**WHAT TO WORK ON**
Could you restate all of the entries, word for word?

[Data records for software interfaces]

►

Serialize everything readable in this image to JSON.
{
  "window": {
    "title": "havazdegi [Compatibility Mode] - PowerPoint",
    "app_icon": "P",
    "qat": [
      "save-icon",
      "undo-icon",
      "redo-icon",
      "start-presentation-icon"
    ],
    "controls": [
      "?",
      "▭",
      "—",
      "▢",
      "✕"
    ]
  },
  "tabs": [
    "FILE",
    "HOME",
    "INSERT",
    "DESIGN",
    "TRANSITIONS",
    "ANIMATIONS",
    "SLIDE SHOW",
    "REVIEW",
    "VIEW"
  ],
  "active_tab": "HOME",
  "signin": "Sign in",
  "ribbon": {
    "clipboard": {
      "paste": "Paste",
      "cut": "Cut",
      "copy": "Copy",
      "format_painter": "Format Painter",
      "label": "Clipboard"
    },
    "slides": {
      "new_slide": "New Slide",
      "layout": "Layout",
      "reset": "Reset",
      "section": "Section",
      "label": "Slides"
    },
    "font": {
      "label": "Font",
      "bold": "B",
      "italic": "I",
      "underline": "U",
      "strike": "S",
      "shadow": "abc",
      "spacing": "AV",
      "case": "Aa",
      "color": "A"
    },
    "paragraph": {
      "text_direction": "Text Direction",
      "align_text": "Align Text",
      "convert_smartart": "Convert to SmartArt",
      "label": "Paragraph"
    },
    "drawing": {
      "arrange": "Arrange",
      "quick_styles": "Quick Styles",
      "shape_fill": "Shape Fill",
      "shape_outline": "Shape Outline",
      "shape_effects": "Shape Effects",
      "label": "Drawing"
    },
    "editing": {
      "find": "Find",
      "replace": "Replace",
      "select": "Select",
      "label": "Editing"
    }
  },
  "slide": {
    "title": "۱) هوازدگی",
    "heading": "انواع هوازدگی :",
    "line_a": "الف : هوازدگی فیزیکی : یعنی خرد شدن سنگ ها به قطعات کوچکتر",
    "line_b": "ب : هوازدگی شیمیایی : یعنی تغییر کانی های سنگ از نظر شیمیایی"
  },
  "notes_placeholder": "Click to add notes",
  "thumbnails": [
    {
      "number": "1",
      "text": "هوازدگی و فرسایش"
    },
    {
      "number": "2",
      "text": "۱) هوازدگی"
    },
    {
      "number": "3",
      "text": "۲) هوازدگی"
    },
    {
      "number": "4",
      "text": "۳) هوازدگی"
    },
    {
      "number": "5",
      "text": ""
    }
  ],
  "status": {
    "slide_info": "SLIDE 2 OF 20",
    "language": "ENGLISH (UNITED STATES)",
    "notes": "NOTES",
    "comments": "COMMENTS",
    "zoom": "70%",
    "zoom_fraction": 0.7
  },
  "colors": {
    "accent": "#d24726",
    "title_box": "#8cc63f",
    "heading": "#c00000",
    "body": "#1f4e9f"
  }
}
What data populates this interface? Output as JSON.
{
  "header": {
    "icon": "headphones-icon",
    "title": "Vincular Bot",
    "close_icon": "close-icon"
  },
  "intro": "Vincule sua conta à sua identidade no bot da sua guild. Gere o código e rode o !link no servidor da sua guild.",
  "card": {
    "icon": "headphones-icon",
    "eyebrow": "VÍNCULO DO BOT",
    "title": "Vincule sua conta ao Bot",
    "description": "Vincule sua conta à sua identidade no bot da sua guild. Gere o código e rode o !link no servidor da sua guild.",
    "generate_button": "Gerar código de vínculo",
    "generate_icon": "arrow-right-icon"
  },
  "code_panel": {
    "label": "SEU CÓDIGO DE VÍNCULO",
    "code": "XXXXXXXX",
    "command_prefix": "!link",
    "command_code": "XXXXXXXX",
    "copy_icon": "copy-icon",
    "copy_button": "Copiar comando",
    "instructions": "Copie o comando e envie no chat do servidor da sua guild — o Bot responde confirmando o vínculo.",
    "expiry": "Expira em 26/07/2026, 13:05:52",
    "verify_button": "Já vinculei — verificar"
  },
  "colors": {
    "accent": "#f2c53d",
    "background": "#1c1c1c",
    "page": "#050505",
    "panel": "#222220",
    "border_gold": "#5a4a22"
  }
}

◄

**SOLVED PROBLEM**
Serialize everything readable in this image to JSON.
{
  "window": {
    "title": "havazdegi [Compatibility Mode] - PowerPoint",
    "app_icon": "P",
    "qat": [
      "save-icon",
      "undo-icon",
      "redo-icon",
      "start-presentation-icon"
    ],
    "controls": [
      "?",
      "▭",
      "—",
      "▢",
      "✕"
    ]
  },
  "tabs": [
    "FILE",
    "HOME",
    "INSERT",
    "DESIGN",
    "TRANSITIONS",
    "ANIMATIONS",
    "SLIDE SHOW",
    "REVIEW",
    "VIEW"
  ],
  "active_tab": "HOME",
  "signin": "Sign in",
  "ribbon": {
    "clipboard": {
      "paste": "Paste",
      "cut": "Cut",
      "copy": "Copy",
      "format_painter": "Format Painter",
      "label": "Clipboard"
    },
    "slides": {
      "new_slide": "New Slide",
      "layout": "Layout",
      "reset": "Reset",
      "section": "Section",
      "label": "Slides"
    },
    "font": {
      "label": "Font",
      "bold": "B",
      "italic": "I",
      "underline": "U",
      "strike": "S",
      "shadow": "abc",
      "spacing": "AV",
      "case": "Aa",
      "color": "A"
    },
    "paragraph": {
      "text_direction": "Text Direction",
      "align_text": "Align Text",
      "convert_smartart": "Convert to SmartArt",
      "label": "Paragraph"
    },
    "drawing": {
      "arrange": "Arrange",
      "quick_styles": "Quick Styles",
      "shape_fill": "Shape Fill",
      "shape_outline": "Shape Outline",
      "shape_effects": "Shape Effects",
      "label": "Drawing"
    },
    "editing": {
      "find": "Find",
      "replace": "Replace",
      "select": "Select",
      "label": "Editing"
    }
  },
  "slide": {
    "title": "۱) هوازدگی",
    "heading": "انواع هوازدگی :",
    "line_a": "الف : هوازدگی فیزیکی : یعنی خرد شدن سنگ ها به قطعات کوچکتر",
    "line_b": "ب : هوازدگی شیمیایی : یعنی تغییر کانی های سنگ از نظر شیمیایی"
  },
  "notes_placeholder": "Click to add notes",
  "thumbnails": [
    {
      "number": "1",
      "text": "هوازدگی و فرسایش"
    },
    {
      "number": "2",
      "text": "۱) هوازدگی"
    },
    {
      "number": "3",
      "text": "۲) هوازدگی"
    },
    {
      "number": "4",
      "text": "۳) هوازدگی"
    },
    {
      "number": "5",
      "text": ""
    }
  ],
  "status": {
    "slide_info": "SLIDE 2 OF 20",
    "language": "ENGLISH (UNITED STATES)",
    "notes": "NOTES",
    "comments": "COMMENTS",
    "zoom": "70%",
    "zoom_fraction": 0.7
  },
  "colors": {
    "accent": "#d24726",
    "title_box": "#8cc63f",
    "heading": "#c00000",
    "body": "#1f4e9f"
  }
}
What data populates this interface? Output as JSON.
{
  "header": {
    "icon": "headphones-icon",
    "title": "Vincular Bot",
    "close_icon": "close-icon"
  },
  "intro": "Vincule sua conta à sua identidade no bot da sua guild. Gere o código e rode o !link no servidor da sua guild.",
  "card": {
    "icon": "headphones-icon",
    "eyebrow": "VÍNCULO DO BOT",
    "title": "Vincule sua conta ao Bot",
    "description": "Vincule sua conta à sua identidade no bot da sua guild. Gere o código e rode o !link no servidor da sua guild.",
    "generate_button": "Gerar código de vínculo",
    "generate_icon": "arrow-right-icon"
  },
  "code_panel": {
    "label": "SEU CÓDIGO DE VÍNCULO",
    "code": "XXXXXXXX",
    "command_prefix": "!link",
    "command_code": "XXXXXXXX",
    "copy_icon": "copy-icon",
    "copy_button": "Copiar comando",
    "instructions": "Copie o comando e envie no chat do servidor da sua guild — o Bot responde confirmando o vínculo.",
    "expiry": "Expira em 26/07/2026, 13:05:52",
    "verify_button": "Já vinculei — verificar"
  },
  "colors": {
    "accent": "#f2c53d",
    "background": "#1c1c1c",
    "page": "#050505",
    "panel": "#222220",
    "border_gold": "#5a4a22"
  }
}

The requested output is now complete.